App and web page records:
● ● ● ● ● ● ●

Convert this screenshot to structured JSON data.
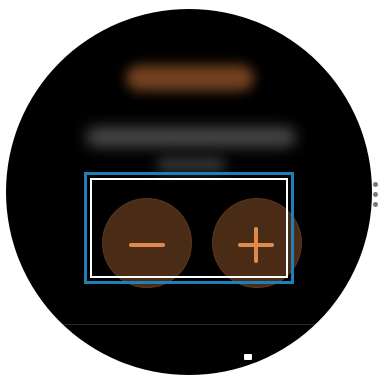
{
  "screen": {
    "title": "",
    "description_line1": "",
    "description_line2": ""
  },
  "controls": {
    "decrease_label": "−",
    "increase_label": "+"
  },
  "icons": {
    "decrease": "minus-icon",
    "increase": "plus-icon",
    "more": "more-options-icon"
  },
  "colors": {
    "button_fill": "#4a2b16",
    "icon_accent": "#e0894c",
    "highlight_border": "#1f7fb8",
    "background": "#000000"
  }
}
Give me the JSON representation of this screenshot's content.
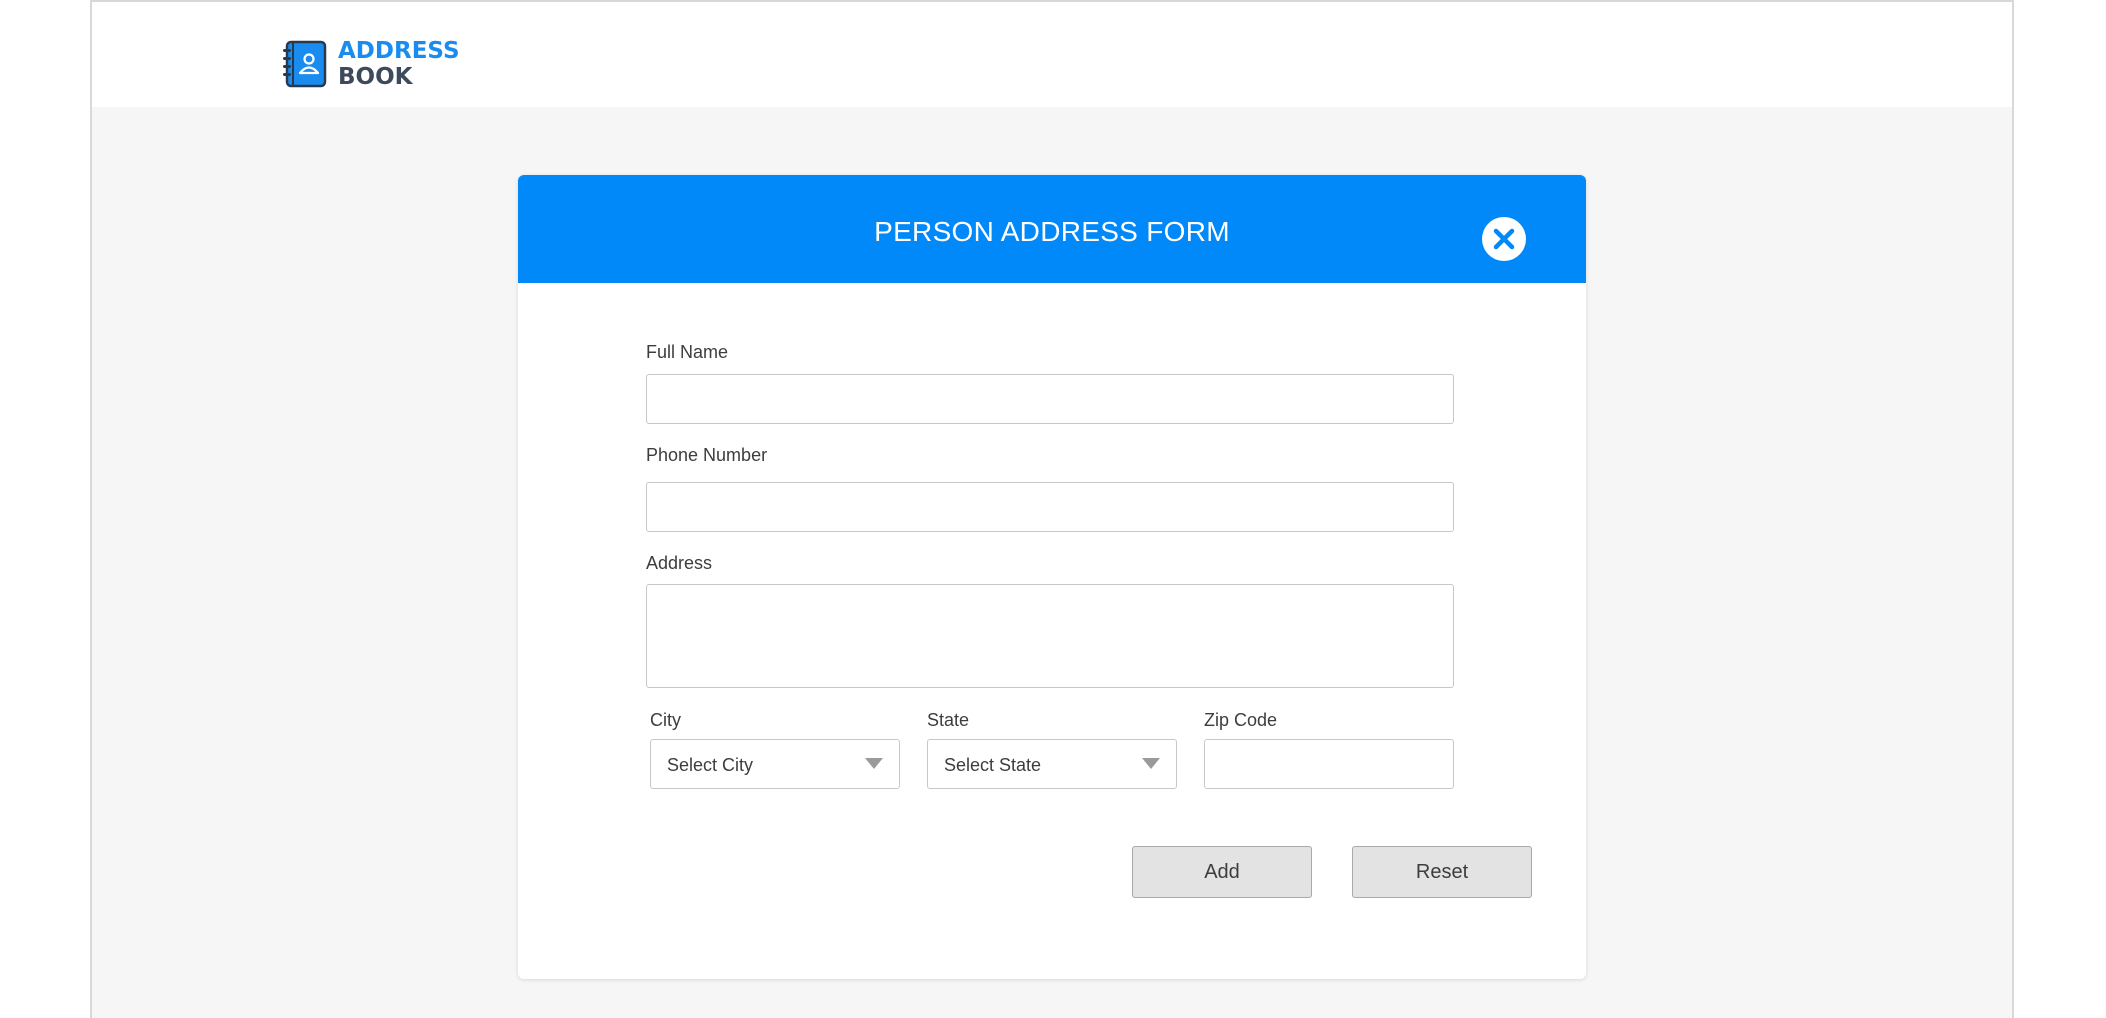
{
  "header": {
    "logo_line1": "ADDRESS",
    "logo_line2": "BOOK",
    "logo_icon": "address-book-icon"
  },
  "form": {
    "title": "PERSON ADDRESS FORM",
    "close_icon": "close-icon",
    "full_name": {
      "label": "Full Name",
      "value": ""
    },
    "phone": {
      "label": "Phone Number",
      "value": ""
    },
    "address": {
      "label": "Address",
      "value": ""
    },
    "city": {
      "label": "City",
      "selected": "Select City"
    },
    "state": {
      "label": "State",
      "selected": "Select State"
    },
    "zip": {
      "label": "Zip Code",
      "value": ""
    },
    "add_label": "Add",
    "reset_label": "Reset"
  },
  "colors": {
    "accent": "#0189f9",
    "logo_blue": "#1a8cf0",
    "logo_dark": "#3c4a5c",
    "background": "#f6f6f6"
  }
}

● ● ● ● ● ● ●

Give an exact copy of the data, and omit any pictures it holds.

TASK SOLUTION:
Convert this screenshot to structured JSON data.
{
  "screen": {
    "title": "",
    "description_line1": "",
    "description_line2": ""
  },
  "controls": {
    "decrease_label": "−",
    "increase_label": "+"
  },
  "icons": {
    "decrease": "minus-icon",
    "increase": "plus-icon",
    "more": "more-options-icon"
  },
  "colors": {
    "button_fill": "#4a2b16",
    "icon_accent": "#e0894c",
    "highlight_border": "#1f7fb8",
    "background": "#000000"
  }
}
Give me the JSON representation of this screenshot's content.
{
  "header": {
    "logo_line1": "ADDRESS",
    "logo_line2": "BOOK",
    "logo_icon": "address-book-icon"
  },
  "form": {
    "title": "PERSON ADDRESS FORM",
    "close_icon": "close-icon",
    "full_name": {
      "label": "Full Name",
      "value": ""
    },
    "phone": {
      "label": "Phone Number",
      "value": ""
    },
    "address": {
      "label": "Address",
      "value": ""
    },
    "city": {
      "label": "City",
      "selected": "Select City"
    },
    "state": {
      "label": "State",
      "selected": "Select State"
    },
    "zip": {
      "label": "Zip Code",
      "value": ""
    },
    "add_label": "Add",
    "reset_label": "Reset"
  },
  "colors": {
    "accent": "#0189f9",
    "logo_blue": "#1a8cf0",
    "logo_dark": "#3c4a5c",
    "background": "#f6f6f6"
  }
}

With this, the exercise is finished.